When the polls closed here, the chat got really, really wild. Most were interested in a few results, primarily the Murray-Rossi race and the question of where the Benton County seat should be. So I focused on them, as well as Hastings-Clough, Klippert-Moser and Chilton-Oliver. I was quickly overwhelmed and knew I should not have tried to do this by myself because I wasn't able to get other results posted quickly enough.
So, I asked some people in the chat who I knew to be regulars on our site if they wouldn't mind going on the Secretary of State website to grab results of the statewide initiatives and reporting them for everybody else. They quickly obliged, and we immediately had a great example of the power of crowdsourcing, and a sense of community was heightened on the chat.
But I couldn't keep up with what became an overflow of information and action. Talk about fire hoses! Ultimately, I began to approve a few of the participants as unmoderated users, allowing their comments to post immediately without my actions. The vast majority liked this because it kept the conversation fresh and lively. A few didn't because they thought it caused the chat to turn into a bit of a party, and they weren't able to always get results they wanted.
The party went on and on and on, finally drawing to a close at 11 p.m., which let me head home.
Here are the lessons learned:
1. Staff better. I thought I could do this alone, so I didn't staff anyone else from Interactive Media. Next time, I'll have one person on the chat and one person on the results page.
2. Use the "scoreboard" function for more results.

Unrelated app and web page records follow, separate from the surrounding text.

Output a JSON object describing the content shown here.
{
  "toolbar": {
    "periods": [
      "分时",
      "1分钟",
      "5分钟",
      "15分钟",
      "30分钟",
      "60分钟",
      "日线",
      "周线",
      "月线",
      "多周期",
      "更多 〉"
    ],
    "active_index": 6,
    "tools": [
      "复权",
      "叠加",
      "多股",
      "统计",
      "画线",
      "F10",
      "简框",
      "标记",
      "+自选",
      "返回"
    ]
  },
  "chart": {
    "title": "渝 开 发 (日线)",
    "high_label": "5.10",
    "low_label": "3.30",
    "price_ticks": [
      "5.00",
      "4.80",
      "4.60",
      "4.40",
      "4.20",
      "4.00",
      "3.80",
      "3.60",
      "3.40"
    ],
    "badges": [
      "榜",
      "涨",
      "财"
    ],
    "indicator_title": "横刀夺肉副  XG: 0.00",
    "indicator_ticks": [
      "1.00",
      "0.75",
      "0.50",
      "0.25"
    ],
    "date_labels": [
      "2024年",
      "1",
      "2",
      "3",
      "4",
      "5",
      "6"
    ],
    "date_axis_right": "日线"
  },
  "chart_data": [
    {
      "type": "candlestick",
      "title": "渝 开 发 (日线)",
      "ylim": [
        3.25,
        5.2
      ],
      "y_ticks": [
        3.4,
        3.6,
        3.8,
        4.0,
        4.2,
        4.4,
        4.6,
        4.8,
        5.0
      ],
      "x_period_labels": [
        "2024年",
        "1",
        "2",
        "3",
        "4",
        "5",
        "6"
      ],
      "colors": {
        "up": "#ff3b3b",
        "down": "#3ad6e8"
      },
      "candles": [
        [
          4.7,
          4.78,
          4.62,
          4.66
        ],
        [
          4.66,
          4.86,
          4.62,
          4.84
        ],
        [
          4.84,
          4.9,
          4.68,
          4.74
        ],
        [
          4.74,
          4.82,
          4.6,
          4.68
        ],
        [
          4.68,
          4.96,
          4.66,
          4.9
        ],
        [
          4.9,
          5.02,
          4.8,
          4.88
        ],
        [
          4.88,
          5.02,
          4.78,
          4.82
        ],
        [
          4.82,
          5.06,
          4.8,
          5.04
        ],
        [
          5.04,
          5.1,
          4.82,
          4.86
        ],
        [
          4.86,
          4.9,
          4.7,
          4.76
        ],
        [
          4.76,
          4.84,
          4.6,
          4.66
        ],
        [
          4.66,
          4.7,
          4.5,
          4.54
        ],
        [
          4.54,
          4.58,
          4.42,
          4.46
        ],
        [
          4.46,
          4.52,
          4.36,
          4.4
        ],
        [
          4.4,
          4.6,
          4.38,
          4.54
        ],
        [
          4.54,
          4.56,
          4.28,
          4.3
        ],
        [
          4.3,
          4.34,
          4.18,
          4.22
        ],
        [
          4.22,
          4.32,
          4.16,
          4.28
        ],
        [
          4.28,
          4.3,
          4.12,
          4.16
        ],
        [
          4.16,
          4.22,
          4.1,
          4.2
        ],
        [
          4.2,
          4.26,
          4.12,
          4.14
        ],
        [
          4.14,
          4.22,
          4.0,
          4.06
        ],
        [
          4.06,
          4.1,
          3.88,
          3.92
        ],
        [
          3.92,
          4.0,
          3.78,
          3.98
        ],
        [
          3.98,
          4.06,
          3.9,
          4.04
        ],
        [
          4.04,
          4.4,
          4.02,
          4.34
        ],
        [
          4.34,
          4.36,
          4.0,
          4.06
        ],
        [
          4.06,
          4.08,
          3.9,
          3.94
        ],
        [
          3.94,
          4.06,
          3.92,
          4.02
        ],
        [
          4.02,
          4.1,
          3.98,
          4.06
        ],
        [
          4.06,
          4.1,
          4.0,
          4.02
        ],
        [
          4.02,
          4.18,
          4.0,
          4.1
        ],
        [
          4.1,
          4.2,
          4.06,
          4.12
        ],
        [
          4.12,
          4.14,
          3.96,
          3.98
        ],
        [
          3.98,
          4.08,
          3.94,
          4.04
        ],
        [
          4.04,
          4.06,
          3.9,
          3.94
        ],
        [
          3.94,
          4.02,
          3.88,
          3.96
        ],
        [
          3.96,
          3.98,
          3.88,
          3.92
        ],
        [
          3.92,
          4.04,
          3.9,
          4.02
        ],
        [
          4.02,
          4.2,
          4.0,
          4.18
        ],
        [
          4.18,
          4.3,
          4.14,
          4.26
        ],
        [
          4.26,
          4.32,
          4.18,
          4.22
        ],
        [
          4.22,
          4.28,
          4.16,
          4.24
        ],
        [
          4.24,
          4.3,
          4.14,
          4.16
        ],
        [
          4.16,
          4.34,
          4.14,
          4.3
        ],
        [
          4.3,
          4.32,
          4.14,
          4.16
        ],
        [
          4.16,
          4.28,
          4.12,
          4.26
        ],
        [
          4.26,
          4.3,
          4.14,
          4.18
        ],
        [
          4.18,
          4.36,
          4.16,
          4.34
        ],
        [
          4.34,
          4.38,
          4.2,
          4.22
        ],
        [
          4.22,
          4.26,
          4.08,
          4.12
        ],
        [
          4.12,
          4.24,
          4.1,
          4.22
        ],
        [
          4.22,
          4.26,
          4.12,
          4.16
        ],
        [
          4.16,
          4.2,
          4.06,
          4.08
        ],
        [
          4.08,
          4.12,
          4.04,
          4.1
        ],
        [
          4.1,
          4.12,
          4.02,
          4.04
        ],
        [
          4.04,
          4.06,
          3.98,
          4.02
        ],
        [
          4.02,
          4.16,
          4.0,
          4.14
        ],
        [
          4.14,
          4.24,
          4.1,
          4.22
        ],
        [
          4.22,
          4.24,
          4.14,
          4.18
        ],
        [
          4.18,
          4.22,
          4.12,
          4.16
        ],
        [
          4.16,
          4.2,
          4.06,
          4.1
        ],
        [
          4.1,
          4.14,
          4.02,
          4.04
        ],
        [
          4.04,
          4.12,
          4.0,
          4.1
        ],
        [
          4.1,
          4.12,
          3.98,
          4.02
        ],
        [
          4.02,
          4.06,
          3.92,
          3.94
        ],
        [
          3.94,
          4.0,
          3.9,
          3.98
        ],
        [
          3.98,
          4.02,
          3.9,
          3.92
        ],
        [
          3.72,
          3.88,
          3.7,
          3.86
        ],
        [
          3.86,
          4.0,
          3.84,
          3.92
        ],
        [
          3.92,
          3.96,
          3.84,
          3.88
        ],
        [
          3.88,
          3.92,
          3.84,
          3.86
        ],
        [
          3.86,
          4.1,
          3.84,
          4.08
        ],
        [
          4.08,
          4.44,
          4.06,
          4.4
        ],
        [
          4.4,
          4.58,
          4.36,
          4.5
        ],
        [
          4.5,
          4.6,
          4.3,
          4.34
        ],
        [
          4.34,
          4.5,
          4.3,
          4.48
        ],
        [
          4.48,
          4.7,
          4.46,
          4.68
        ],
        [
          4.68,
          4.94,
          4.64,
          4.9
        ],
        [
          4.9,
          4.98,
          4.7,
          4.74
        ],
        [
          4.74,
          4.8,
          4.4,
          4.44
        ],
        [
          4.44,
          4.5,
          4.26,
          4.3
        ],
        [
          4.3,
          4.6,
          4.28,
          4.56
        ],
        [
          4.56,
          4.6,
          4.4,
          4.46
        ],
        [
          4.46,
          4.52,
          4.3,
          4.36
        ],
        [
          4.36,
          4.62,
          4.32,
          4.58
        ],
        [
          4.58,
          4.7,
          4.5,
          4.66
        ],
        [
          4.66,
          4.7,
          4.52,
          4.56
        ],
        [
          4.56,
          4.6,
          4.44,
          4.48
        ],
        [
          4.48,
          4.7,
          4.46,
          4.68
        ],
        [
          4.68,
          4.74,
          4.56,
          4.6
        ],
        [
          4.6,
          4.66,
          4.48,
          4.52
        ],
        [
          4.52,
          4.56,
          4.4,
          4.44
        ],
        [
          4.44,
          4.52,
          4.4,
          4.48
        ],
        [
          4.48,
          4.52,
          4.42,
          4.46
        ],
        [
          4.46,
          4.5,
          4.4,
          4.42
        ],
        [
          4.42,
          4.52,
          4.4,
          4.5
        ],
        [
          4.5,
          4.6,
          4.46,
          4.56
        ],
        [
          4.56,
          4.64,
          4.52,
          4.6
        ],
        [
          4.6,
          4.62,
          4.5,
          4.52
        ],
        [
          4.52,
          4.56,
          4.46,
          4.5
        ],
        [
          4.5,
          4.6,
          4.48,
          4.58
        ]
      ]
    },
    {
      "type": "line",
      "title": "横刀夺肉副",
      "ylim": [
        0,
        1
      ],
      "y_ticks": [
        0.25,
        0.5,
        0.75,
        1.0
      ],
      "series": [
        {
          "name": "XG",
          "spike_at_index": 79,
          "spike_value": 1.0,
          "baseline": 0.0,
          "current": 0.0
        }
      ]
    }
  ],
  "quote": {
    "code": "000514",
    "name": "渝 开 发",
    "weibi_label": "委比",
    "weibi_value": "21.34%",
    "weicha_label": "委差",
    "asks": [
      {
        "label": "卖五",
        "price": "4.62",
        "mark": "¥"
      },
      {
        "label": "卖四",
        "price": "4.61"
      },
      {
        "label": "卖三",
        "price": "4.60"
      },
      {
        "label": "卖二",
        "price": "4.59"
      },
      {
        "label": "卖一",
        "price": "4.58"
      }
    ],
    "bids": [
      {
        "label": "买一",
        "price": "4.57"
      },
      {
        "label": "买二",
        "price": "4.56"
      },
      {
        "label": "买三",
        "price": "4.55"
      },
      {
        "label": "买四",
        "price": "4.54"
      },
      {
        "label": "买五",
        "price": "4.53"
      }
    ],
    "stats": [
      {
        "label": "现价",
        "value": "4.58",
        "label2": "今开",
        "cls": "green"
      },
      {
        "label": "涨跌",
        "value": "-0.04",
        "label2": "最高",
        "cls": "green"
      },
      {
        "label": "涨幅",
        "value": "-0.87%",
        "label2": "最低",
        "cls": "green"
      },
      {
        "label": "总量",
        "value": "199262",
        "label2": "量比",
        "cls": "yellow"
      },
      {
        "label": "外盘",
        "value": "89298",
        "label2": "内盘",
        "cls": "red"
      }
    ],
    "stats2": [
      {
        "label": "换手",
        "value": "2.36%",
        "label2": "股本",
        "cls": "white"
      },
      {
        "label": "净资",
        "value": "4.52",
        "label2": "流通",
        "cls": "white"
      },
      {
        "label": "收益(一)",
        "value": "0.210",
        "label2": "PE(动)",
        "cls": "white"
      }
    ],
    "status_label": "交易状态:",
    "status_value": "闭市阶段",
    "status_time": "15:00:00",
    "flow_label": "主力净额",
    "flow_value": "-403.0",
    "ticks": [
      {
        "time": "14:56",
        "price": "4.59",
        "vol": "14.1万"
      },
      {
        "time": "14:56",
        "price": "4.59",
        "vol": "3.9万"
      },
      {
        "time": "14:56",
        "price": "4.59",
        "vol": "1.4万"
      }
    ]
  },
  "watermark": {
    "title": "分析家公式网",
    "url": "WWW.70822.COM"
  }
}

That seemed to be the biggest complaint.
3. CoverItLive's moderation panel doesn't work well on an iPad. Bummer.
4. Perhaps we should have two different chat windows: One for those who want to talk politics, and one that is strictly a feed of results. I guess that's not really a lesson learned ...
5. Most people seemed to like the concept and had fun with it. This makes me think we should have more live chats - and not just on election nights.